To help cut down on traffic on the 405, LA Mayor Eric Garcetti recently proposed building a monorail over the 405 Freeway to connect the West side to the San Fernando Valley, the LA Times reports.

Central City Association CEO Jessica Lall

For cities dealing with traffic congestion, transit-oriented developments could be a big part of the puzzle.

"With LA being a congested city as well as facing a severe shortage in housing, we think TODs are a way to address and connect both housing and traffic issues," Central City Association CEO Jessica Lall said. "They kind of go hand in hand."

This is especially true since DTLA has a residential population of 65,000, but 500,000 people work there during the week, according to Lall.

The Ratkovich Co. CEO Wayne Ratkovich

The Bloc is one example of a TOD in DTLA. Developed by the Ratkovich Co., the mixed-use project involved a reno of the former Macy’s Plaza at 700 South Flower St. and includes a 496-room Sheraton Downtown Hotel, 700K SF of office and 430K SF of retail.

The Ratkovich Co. CEO Wayne Ratkovich said TODs are central to DTLA. 

“One of the important reasons for locating an enterprise in Downtown Los Angeles is the ability to attract employees and customers from all directions — north, south, east and west," Ratkovich said. "Our expanding transit system offers an alternative to the growing traffic congestion that Southern California residents continue to experience. The direct connection that The Bloc now has to the Metro provides workers, shoppers and visitors with very convenient access to the city of Los Angeles and to Southern California.”

LA Metro CEO Phillip Washington said TODs have a great deal of benefits, helping cut down on traffic and greenhouse gas emissions and promoting healthier lifestyles since people walk more and drive less. They also benefit developers.

"TODs provide a lifestyle option that people are willing to pay a premium for, particularly the millennial generation," Washington said. "This benefits developers. Also, many cities already provide reduced parking requirements for developments located within a certain distance from transit. Providing less parking dramatically reduces development costs and frees up developers to use space and funds to improve other on-site amenities."

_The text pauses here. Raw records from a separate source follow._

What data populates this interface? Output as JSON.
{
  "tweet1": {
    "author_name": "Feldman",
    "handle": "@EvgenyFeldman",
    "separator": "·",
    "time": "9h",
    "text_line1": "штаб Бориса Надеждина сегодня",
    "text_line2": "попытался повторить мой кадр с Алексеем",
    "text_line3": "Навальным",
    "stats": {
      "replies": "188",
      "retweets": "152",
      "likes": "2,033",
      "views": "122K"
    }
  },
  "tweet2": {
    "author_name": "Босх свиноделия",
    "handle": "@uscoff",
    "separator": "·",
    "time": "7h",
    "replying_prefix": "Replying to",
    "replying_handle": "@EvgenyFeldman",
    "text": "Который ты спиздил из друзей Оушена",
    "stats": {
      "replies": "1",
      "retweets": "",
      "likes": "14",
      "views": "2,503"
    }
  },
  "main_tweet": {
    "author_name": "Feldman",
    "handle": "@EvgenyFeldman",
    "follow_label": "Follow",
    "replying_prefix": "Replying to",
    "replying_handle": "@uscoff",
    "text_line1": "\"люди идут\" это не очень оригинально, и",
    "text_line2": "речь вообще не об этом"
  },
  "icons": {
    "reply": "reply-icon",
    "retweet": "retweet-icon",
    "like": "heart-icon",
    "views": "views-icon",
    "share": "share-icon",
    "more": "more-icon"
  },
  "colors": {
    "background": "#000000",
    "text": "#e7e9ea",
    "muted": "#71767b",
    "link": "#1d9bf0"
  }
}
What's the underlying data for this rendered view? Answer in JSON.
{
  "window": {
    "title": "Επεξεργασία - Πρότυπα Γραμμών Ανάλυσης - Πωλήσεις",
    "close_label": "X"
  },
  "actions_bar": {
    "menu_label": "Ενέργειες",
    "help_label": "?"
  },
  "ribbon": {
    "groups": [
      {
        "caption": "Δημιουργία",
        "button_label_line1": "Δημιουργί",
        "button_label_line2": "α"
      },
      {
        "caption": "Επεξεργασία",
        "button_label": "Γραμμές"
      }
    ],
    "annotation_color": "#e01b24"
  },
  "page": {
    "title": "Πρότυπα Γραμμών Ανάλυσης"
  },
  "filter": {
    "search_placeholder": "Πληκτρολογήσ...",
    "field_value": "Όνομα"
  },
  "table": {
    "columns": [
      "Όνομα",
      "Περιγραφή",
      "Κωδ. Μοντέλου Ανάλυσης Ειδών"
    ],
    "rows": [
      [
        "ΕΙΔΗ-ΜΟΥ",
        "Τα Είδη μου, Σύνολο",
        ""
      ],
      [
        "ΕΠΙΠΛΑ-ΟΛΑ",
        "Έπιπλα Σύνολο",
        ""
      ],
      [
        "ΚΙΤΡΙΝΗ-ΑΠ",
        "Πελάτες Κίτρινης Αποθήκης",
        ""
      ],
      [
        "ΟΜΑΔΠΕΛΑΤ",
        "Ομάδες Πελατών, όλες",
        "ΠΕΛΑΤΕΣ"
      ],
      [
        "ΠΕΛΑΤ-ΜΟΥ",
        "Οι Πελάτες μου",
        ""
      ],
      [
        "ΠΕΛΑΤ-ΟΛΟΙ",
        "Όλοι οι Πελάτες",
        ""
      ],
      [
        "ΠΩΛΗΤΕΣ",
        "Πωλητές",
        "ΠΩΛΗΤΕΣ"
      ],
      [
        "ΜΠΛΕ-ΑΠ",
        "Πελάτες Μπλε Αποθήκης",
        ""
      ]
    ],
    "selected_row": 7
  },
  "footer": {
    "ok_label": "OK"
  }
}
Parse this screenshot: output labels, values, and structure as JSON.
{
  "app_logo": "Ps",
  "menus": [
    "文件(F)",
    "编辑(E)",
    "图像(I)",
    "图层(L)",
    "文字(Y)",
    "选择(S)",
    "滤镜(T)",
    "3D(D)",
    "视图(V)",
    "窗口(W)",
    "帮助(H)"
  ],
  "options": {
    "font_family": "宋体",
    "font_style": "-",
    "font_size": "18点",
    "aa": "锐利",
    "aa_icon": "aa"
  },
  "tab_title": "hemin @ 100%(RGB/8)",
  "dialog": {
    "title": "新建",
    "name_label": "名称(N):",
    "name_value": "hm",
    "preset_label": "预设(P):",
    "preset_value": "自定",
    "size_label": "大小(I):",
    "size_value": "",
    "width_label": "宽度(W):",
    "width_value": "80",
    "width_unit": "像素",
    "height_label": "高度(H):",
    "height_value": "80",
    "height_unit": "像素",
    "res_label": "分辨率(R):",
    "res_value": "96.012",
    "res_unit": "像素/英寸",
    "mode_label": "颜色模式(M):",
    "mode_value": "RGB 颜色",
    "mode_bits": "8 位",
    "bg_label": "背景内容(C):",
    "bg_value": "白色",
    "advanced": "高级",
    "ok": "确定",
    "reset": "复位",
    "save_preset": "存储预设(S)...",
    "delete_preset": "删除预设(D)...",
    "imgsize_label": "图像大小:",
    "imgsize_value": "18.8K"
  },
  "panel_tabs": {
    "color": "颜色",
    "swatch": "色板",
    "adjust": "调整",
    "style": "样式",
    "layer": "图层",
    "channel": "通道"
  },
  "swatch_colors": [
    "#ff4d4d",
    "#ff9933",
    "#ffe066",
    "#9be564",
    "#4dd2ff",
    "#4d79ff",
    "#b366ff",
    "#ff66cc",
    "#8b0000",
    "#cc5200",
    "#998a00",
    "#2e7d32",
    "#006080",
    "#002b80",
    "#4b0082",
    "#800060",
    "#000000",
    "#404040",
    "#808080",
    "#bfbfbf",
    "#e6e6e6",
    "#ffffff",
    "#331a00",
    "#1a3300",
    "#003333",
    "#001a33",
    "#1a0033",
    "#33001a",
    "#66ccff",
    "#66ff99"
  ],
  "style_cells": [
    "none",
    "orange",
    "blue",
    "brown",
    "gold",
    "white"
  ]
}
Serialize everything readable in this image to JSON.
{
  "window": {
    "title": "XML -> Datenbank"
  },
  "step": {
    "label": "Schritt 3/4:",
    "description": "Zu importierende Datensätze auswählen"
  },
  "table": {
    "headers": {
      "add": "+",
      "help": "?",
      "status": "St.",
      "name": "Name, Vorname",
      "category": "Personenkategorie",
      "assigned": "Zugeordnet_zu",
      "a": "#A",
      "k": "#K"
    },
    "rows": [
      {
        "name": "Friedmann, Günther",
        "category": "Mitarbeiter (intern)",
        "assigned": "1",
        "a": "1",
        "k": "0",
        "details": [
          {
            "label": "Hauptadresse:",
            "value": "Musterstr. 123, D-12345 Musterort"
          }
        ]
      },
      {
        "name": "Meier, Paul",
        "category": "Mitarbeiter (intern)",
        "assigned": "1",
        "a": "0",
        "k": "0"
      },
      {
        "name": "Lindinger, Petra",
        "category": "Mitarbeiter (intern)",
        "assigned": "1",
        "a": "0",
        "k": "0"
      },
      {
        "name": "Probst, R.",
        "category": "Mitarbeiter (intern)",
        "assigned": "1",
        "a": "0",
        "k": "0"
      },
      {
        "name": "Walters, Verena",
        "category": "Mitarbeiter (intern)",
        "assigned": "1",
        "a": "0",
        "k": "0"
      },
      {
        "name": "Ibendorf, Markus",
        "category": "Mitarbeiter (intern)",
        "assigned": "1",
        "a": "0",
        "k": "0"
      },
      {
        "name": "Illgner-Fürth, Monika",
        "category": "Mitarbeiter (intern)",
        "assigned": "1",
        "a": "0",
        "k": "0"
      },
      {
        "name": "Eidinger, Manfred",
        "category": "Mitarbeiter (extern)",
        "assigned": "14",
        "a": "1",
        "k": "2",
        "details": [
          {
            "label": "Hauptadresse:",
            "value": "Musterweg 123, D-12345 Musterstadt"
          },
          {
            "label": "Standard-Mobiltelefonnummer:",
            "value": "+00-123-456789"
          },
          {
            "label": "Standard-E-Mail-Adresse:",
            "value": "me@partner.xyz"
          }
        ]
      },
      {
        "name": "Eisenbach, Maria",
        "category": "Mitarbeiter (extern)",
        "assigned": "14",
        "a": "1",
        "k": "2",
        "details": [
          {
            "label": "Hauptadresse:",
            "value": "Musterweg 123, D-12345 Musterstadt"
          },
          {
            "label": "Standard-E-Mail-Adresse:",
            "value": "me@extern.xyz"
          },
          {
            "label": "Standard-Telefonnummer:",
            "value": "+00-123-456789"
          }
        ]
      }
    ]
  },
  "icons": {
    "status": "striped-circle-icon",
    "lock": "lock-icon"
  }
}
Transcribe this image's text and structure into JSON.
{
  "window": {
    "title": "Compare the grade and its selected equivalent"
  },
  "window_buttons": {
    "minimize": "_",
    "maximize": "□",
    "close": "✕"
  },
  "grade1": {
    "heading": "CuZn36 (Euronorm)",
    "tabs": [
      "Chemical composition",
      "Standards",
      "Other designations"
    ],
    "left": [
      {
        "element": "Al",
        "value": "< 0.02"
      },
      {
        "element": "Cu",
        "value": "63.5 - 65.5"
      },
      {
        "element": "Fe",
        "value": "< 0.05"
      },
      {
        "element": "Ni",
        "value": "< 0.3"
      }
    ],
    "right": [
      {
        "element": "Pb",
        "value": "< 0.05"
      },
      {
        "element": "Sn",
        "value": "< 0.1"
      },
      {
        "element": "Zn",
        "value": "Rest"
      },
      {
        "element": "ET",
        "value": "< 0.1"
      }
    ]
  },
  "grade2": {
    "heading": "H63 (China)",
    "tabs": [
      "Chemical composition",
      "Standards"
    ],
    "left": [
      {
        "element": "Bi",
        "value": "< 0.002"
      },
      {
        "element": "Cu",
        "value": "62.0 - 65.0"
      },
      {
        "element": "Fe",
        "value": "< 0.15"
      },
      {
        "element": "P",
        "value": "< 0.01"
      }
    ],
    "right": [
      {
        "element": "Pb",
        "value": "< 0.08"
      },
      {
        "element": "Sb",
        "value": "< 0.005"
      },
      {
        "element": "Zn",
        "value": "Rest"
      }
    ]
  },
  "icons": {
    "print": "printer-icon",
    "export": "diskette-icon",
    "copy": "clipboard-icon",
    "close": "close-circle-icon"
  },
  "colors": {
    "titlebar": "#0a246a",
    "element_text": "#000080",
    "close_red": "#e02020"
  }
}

He said the passage of Measure M, or the LA County Traffic Improvement Plan, last November continues an unprecedented investment in public transit in LA County. Billions of dollars are now slated to be spent to expand the public transit system countywide.

Grand opening of WREN in South Park

WREN, a new 362-unit residential community steps from the Pico station in South Park, is another example of how TODs can make a difference.

The project at 1230 South Olive St. is the first phase of a six-acre community in South Park being developed in part by Mack Urban and Aecom Capital.

The second phase will have a 38-story skyscraper at Grand Avenue and 12th Street with another 536 residences, 13K SF of retail and a 10K SF park. There will also be three additional buildings.

“Urban development near transit, and retail in walkable areas is what will define communities in Los Angeles in the future, and it’s what will make this project a success,” Aecom Capital Chief Executive John Livingston said in a statement. 

As part of WREN's grand opening, Mack Urban donated $150K to the nearby Metro Charter Elementary School.

"When the community can really come together in terms of the public, private and government sectors, I think that's when you really start to see great progress," Lall said. "I think as downtown continues to evolve there's going to be more opportunities for those kinds of partnerships that include transit, and transit is very central."